◆ Records for this exercise
----
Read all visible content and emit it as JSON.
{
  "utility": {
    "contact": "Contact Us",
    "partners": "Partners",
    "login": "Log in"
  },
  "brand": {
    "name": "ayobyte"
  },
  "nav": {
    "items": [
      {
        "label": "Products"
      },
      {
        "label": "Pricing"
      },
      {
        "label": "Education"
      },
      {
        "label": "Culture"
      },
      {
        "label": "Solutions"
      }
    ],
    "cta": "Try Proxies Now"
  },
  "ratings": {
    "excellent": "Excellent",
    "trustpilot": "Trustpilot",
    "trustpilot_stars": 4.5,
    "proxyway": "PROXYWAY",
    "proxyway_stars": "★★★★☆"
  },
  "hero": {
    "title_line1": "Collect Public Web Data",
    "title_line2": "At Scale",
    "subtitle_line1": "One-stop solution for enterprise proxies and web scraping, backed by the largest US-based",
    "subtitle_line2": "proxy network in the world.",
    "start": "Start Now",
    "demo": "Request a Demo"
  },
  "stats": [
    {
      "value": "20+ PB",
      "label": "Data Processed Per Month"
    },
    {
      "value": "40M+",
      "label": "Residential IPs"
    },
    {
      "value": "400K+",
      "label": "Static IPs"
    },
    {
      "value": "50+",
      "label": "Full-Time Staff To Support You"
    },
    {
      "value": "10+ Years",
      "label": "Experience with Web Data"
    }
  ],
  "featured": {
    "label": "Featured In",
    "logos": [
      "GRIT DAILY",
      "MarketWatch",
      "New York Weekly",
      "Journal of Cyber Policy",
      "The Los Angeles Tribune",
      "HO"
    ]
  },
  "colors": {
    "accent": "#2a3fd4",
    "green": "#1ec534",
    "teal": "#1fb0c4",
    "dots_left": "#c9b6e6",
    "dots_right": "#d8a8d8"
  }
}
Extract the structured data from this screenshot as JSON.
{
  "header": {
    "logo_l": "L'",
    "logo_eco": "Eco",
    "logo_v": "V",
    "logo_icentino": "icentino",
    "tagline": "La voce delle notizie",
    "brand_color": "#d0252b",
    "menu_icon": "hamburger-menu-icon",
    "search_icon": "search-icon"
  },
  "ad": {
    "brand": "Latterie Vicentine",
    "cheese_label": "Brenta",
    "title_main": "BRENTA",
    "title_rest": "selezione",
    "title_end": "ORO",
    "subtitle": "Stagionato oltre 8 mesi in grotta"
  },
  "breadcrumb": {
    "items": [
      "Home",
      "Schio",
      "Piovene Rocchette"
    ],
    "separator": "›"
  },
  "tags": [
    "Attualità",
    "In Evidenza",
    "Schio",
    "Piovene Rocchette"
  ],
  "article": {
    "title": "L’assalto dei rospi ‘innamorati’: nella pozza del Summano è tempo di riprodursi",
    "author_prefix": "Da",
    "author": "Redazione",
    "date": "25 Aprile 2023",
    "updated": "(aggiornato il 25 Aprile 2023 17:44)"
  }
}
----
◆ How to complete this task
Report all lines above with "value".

◆ Solution to this exercise
      "value": "20+ PB",
      "value": "40M+",
      "value": "400K+",
      "value": "50+",
      "value": "10+ Years",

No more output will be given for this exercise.